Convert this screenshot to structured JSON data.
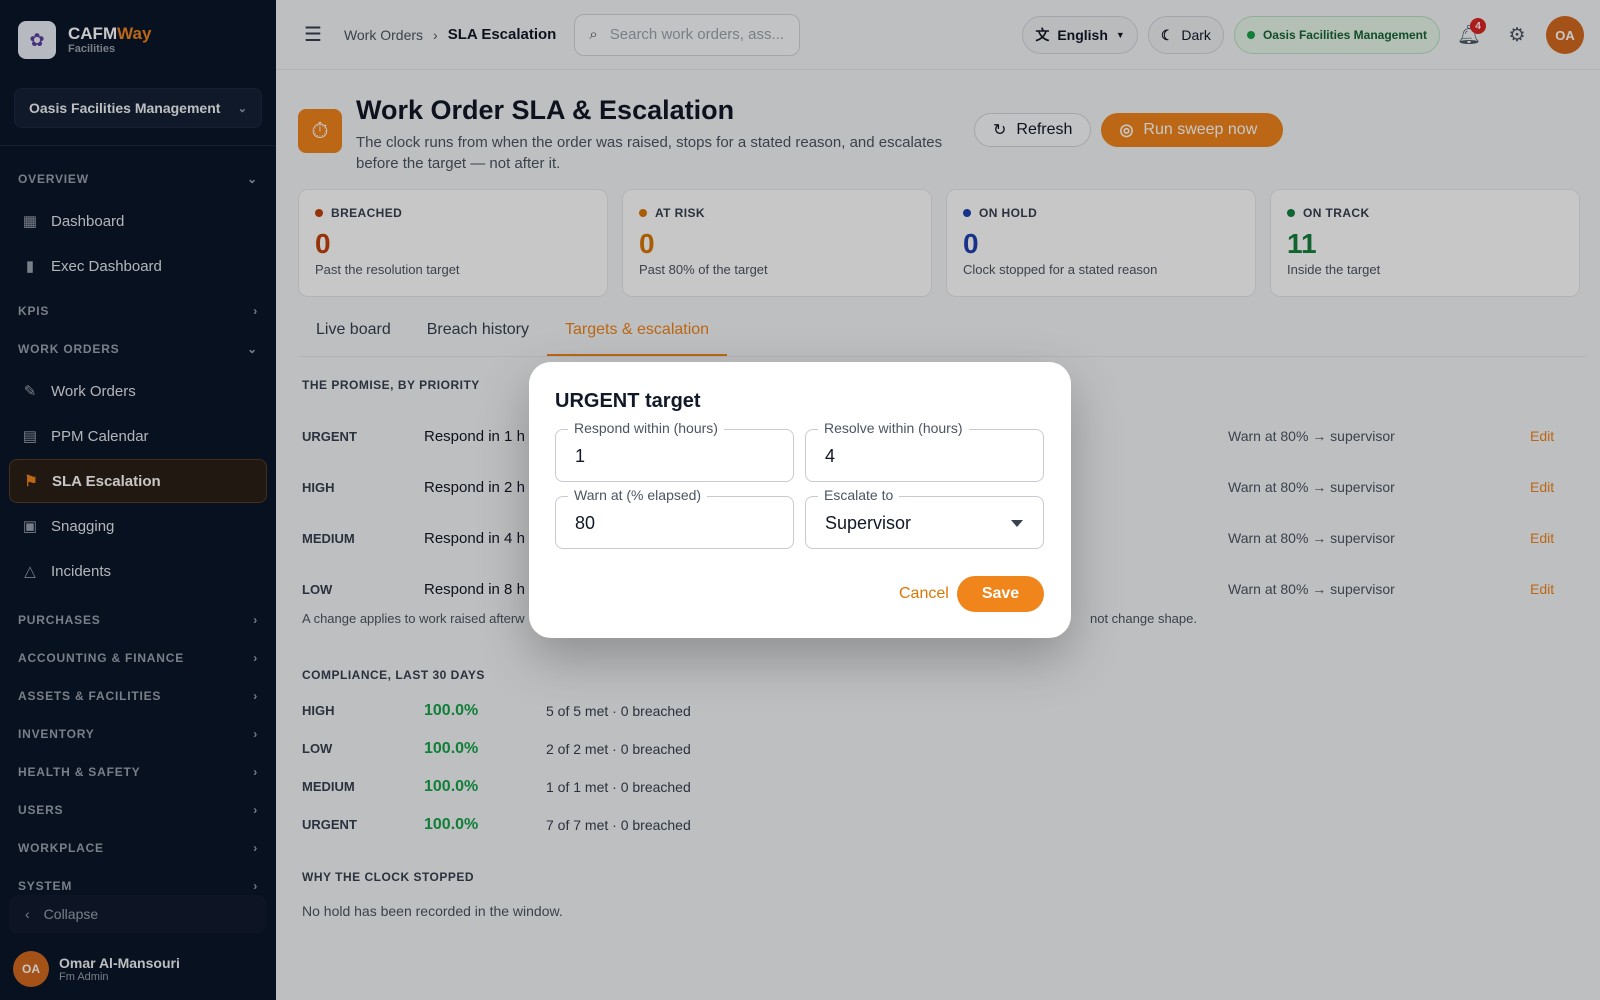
{
  "brand": {
    "name_main": "CAFM",
    "name_accent": "Way",
    "sub": "Facilities"
  },
  "sidebar": {
    "org": "Oasis Facilities Management",
    "sections": {
      "overview": "OVERVIEW",
      "kpis": "KPIS",
      "work_orders": "WORK ORDERS",
      "purchases": "PURCHASES",
      "accounting": "ACCOUNTING & FINANCE",
      "assets": "ASSETS & FACILITIES",
      "inventory": "INVENTORY",
      "health": "HEALTH & SAFETY",
      "users": "USERS",
      "workplace": "WORKPLACE",
      "system": "SYSTEM"
    },
    "items": {
      "dashboard": "Dashboard",
      "exec_dashboard": "Exec Dashboard",
      "work_orders": "Work Orders",
      "ppm_calendar": "PPM Calendar",
      "sla_escalation": "SLA Escalation",
      "snagging": "Snagging",
      "incidents": "Incidents"
    },
    "collapse": "Collapse",
    "user": {
      "initials": "OA",
      "name": "Omar Al-Mansouri",
      "role": "Fm Admin"
    }
  },
  "topbar": {
    "breadcrumb_parent": "Work Orders",
    "breadcrumb_current": "SLA Escalation",
    "search_placeholder": "Search work orders, ass...",
    "language": "English",
    "theme": "Dark",
    "org_badge": "Oasis Facilities Management",
    "notifications": "4",
    "avatar": "OA"
  },
  "page": {
    "title": "Work Order SLA & Escalation",
    "subtitle": "The clock runs from when the order was raised, stops for a stated reason, and escalates before the target — not after it.",
    "refresh": "Refresh",
    "run_sweep": "Run sweep now"
  },
  "stats": [
    {
      "label": "BREACHED",
      "value": "0",
      "desc": "Past the resolution target",
      "color": "#c2410c"
    },
    {
      "label": "AT RISK",
      "value": "0",
      "desc": "Past 80% of the target",
      "color": "#d97706"
    },
    {
      "label": "ON HOLD",
      "value": "0",
      "desc": "Clock stopped for a stated reason",
      "color": "#1e40af"
    },
    {
      "label": "ON TRACK",
      "value": "11",
      "desc": "Inside the target",
      "color": "#15803d"
    }
  ],
  "tabs": [
    "Live board",
    "Breach history",
    "Targets & escalation"
  ],
  "promise": {
    "title": "THE PROMISE, BY PRIORITY",
    "rows": [
      {
        "name": "URGENT",
        "respond": "Respond in 1 h ·",
        "warn": "Warn at 80% → supervisor",
        "edit": "Edit"
      },
      {
        "name": "HIGH",
        "respond": "Respond in 2 h ·",
        "warn": "Warn at 80% → supervisor",
        "edit": "Edit"
      },
      {
        "name": "MEDIUM",
        "respond": "Respond in 4 h ·",
        "warn": "Warn at 80% → supervisor",
        "edit": "Edit"
      },
      {
        "name": "LOW",
        "respond": "Respond in 8 h ·",
        "warn": "Warn at 80% → supervisor",
        "edit": "Edit"
      }
    ],
    "note_left": "A change applies to work raised afterw",
    "note_right": "not change shape."
  },
  "compliance": {
    "title": "COMPLIANCE, LAST 30 DAYS",
    "rows": [
      {
        "name": "HIGH",
        "pct": "100.0%",
        "met": "5 of 5 met · 0 breached"
      },
      {
        "name": "LOW",
        "pct": "100.0%",
        "met": "2 of 2 met · 0 breached"
      },
      {
        "name": "MEDIUM",
        "pct": "100.0%",
        "met": "1 of 1 met · 0 breached"
      },
      {
        "name": "URGENT",
        "pct": "100.0%",
        "met": "7 of 7 met · 0 breached"
      }
    ]
  },
  "hold": {
    "title": "WHY THE CLOCK STOPPED",
    "text": "No hold has been recorded in the window."
  },
  "dialog": {
    "title": "URGENT target",
    "respond_label": "Respond within (hours)",
    "respond_value": "1",
    "resolve_label": "Resolve within (hours)",
    "resolve_value": "4",
    "warn_label": "Warn at (% elapsed)",
    "warn_value": "80",
    "escalate_label": "Escalate to",
    "escalate_value": "Supervisor",
    "cancel": "Cancel",
    "save": "Save"
  }
}
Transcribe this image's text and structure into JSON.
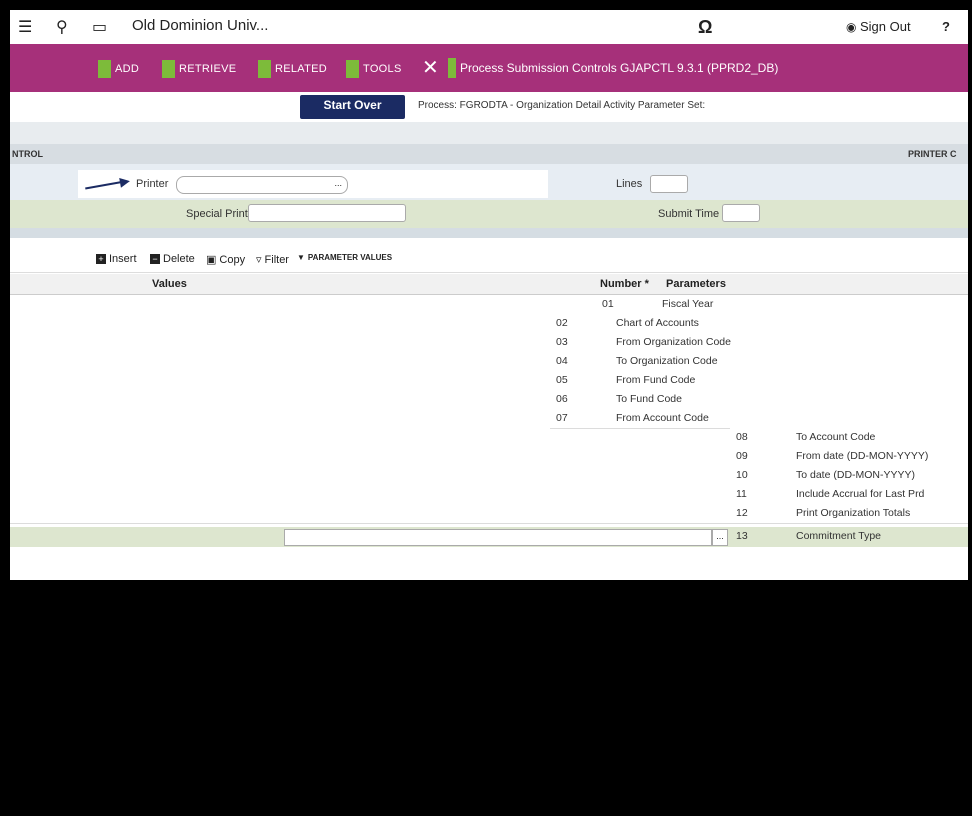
{
  "topbar": {
    "title": "Old Dominion Univ...",
    "sign_out": "Sign Out",
    "help": "?"
  },
  "toolbar": {
    "items": [
      "ADD",
      "RETRIEVE",
      "RELATED",
      "TOOLS"
    ],
    "process_title": "Process Submission Controls GJAPCTL 9.3.1 (PPRD2_DB)"
  },
  "actions": {
    "start_over": "Start Over",
    "process_line": "Process: FGRODTA - Organization Detail Activity  Parameter Set:"
  },
  "section": {
    "left": "NTROL",
    "right": "PRINTER C"
  },
  "printer": {
    "printer_label": "Printer",
    "lines_label": "Lines",
    "special_print_label": "Special Print",
    "submit_time_label": "Submit Time",
    "picker": "..."
  },
  "params_toolbar": {
    "insert": "Insert",
    "delete": "Delete",
    "copy": "Copy",
    "filter": "Filter",
    "section_title": "PARAMETER VALUES"
  },
  "values_table": {
    "header": "Values"
  },
  "parameters_table": {
    "header_number": "Number *",
    "header_param": "Parameters",
    "rows": [
      {
        "number": "01",
        "name": "Fiscal Year"
      },
      {
        "number": "02",
        "name": "Chart of Accounts"
      },
      {
        "number": "03",
        "name": "From Organization Code"
      },
      {
        "number": "04",
        "name": "To Organization Code"
      },
      {
        "number": "05",
        "name": "From Fund Code"
      },
      {
        "number": "06",
        "name": "To Fund Code"
      },
      {
        "number": "07",
        "name": "From Account Code"
      },
      {
        "number": "08",
        "name": "To Account Code"
      },
      {
        "number": "09",
        "name": "From date (DD-MON-YYYY)"
      },
      {
        "number": "10",
        "name": "To date (DD-MON-YYYY)"
      },
      {
        "number": "11",
        "name": "Include Accrual for Last Prd"
      },
      {
        "number": "12",
        "name": "Print Organization Totals"
      },
      {
        "number": "13",
        "name": "Commitment Type"
      }
    ]
  },
  "bottom": {
    "picker": "..."
  },
  "colors": {
    "toolbar": "#a6307a",
    "accent_green": "#7dbb3a",
    "start_over": "#1b2b63"
  }
}
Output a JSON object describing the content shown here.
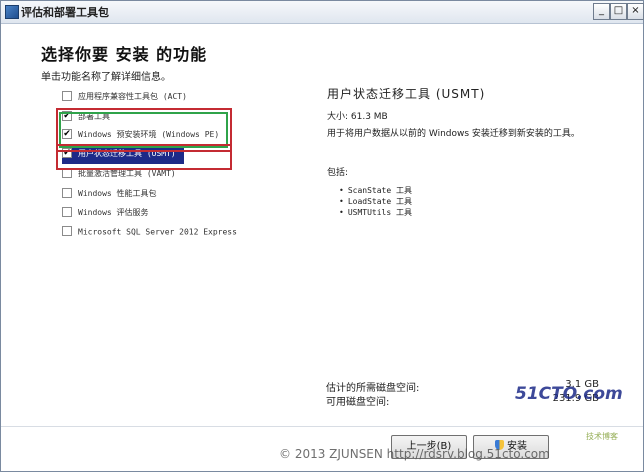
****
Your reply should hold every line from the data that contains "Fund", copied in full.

        "name": "From Fund Code"
        "name": "To Fund Code"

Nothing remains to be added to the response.